== Source information
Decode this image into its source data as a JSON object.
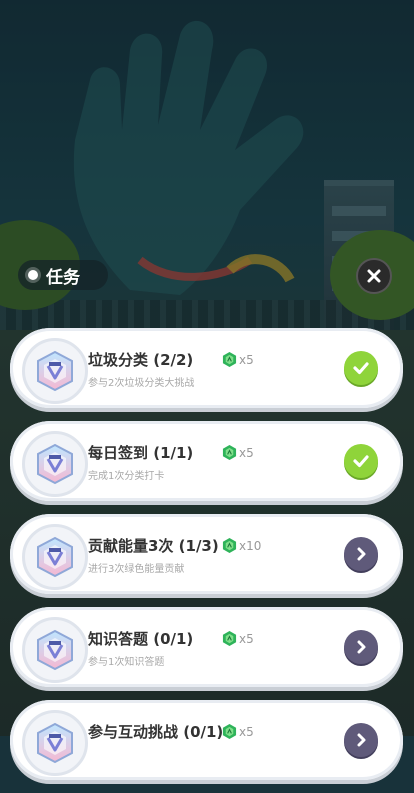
{
  "panel": {
    "title": "任务"
  },
  "tasks": [
    {
      "name": "垃圾分类 (2/2)",
      "desc": "参与2次垃圾分类大挑战",
      "reward": "x5",
      "status": "done"
    },
    {
      "name": "每日签到 (1/1)",
      "desc": "完成1次分类打卡",
      "reward": "x5",
      "status": "done"
    },
    {
      "name": "贡献能量3次 (1/3)",
      "desc": "进行3次绿色能量贡献",
      "reward": "x10",
      "status": "go"
    },
    {
      "name": "知识答题 (0/1)",
      "desc": "参与1次知识答题",
      "reward": "x5",
      "status": "go"
    },
    {
      "name": "参与互动挑战 (0/1)",
      "desc": "",
      "reward": "x5",
      "status": "go"
    }
  ],
  "colors": {
    "done": "#8fd43a",
    "go": "#5f5a7a",
    "gem": "#2fb35a"
  },
  "icons": {
    "close": "close-icon",
    "done": "checkmark-icon",
    "go": "chevron-right-icon",
    "reward": "green-gem-icon",
    "task": "hexagon-badge-icon"
  }
}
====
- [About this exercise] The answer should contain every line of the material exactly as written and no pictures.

- [Answer section]
Decode this image into its source data as a JSON object.
{
  "panel": {
    "title": "任务"
  },
  "tasks": [
    {
      "name": "垃圾分类 (2/2)",
      "desc": "参与2次垃圾分类大挑战",
      "reward": "x5",
      "status": "done"
    },
    {
      "name": "每日签到 (1/1)",
      "desc": "完成1次分类打卡",
      "reward": "x5",
      "status": "done"
    },
    {
      "name": "贡献能量3次 (1/3)",
      "desc": "进行3次绿色能量贡献",
      "reward": "x10",
      "status": "go"
    },
    {
      "name": "知识答题 (0/1)",
      "desc": "参与1次知识答题",
      "reward": "x5",
      "status": "go"
    },
    {
      "name": "参与互动挑战 (0/1)",
      "desc": "",
      "reward": "x5",
      "status": "go"
    }
  ],
  "colors": {
    "done": "#8fd43a",
    "go": "#5f5a7a",
    "gem": "#2fb35a"
  },
  "icons": {
    "close": "close-icon",
    "done": "checkmark-icon",
    "go": "chevron-right-icon",
    "reward": "green-gem-icon",
    "task": "hexagon-badge-icon"
  }
}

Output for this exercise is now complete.